Billed as "the comet of the century", the ball of dust and ice was travelling at 234 miles a second.
But after passing the sun - with temperatures of 2,760 C - it appears to have broken up.
Astronomers used a fleet of solar telescopes to look for the comet after its slingshot around the sun, but to no avail.
Astrophysicist Karl Battams, with the Naval Research Laboratory in Washington, said he couldn't see anything that emerged from the behind the solar disk, suggesting that the comet was destroyed.
The comet, with a bright tail, had been on a 5.5-million-year journey to the inner solar system.

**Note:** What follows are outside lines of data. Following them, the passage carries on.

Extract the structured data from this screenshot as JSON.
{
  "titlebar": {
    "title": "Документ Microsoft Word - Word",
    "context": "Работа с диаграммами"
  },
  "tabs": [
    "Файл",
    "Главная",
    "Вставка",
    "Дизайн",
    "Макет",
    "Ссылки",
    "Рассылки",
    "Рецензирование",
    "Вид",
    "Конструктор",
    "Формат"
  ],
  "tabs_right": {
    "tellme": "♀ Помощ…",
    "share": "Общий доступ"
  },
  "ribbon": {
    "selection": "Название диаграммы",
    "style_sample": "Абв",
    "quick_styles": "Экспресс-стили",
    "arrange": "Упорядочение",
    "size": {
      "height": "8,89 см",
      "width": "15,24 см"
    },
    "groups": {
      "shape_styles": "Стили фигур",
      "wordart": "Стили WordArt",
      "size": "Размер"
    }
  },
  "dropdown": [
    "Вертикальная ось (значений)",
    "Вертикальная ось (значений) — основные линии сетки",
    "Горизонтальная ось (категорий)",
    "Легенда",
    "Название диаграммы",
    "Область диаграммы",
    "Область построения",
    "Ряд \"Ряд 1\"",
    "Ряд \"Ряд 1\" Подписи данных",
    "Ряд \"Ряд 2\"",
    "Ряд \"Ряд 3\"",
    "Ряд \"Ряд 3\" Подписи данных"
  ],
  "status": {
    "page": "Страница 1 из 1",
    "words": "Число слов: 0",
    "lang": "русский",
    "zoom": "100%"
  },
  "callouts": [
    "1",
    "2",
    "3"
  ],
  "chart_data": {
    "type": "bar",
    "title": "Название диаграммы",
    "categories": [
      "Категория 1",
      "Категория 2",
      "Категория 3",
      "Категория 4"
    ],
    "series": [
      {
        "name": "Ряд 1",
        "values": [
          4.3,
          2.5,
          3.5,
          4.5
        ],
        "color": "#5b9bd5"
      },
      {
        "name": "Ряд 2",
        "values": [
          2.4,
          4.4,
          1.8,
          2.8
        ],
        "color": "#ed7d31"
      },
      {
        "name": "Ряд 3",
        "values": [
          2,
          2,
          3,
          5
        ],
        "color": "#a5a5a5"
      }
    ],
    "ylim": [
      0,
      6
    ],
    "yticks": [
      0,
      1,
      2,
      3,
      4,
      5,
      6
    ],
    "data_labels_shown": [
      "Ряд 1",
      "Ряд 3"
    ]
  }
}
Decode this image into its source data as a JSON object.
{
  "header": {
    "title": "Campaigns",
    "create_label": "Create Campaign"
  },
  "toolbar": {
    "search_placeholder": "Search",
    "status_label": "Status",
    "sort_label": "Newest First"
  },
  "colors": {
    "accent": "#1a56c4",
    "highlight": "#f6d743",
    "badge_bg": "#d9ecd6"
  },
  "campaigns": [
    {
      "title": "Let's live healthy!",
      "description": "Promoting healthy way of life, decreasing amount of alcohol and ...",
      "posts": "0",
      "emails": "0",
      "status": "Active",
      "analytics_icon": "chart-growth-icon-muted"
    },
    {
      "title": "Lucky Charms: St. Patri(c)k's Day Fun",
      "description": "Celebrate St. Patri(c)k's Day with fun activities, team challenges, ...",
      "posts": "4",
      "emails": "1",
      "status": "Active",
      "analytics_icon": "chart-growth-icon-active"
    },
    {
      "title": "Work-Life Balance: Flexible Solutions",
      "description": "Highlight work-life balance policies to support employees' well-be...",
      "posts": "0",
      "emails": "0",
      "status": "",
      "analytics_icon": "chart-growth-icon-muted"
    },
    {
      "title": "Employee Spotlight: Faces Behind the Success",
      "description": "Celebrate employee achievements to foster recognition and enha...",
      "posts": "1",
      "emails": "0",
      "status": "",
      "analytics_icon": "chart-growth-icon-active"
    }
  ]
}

Ison has come from the Oort cloud, a belt of comets on the very edge of the Solar System, where it has been for the last 4.6 billion years.
It was discovered last year when it was still far beyond Jupiter, raising the prospect of a spectacular naked-eye object by the time it graced Earth's skies in December.
--ANI (Posted on 29-11-2013)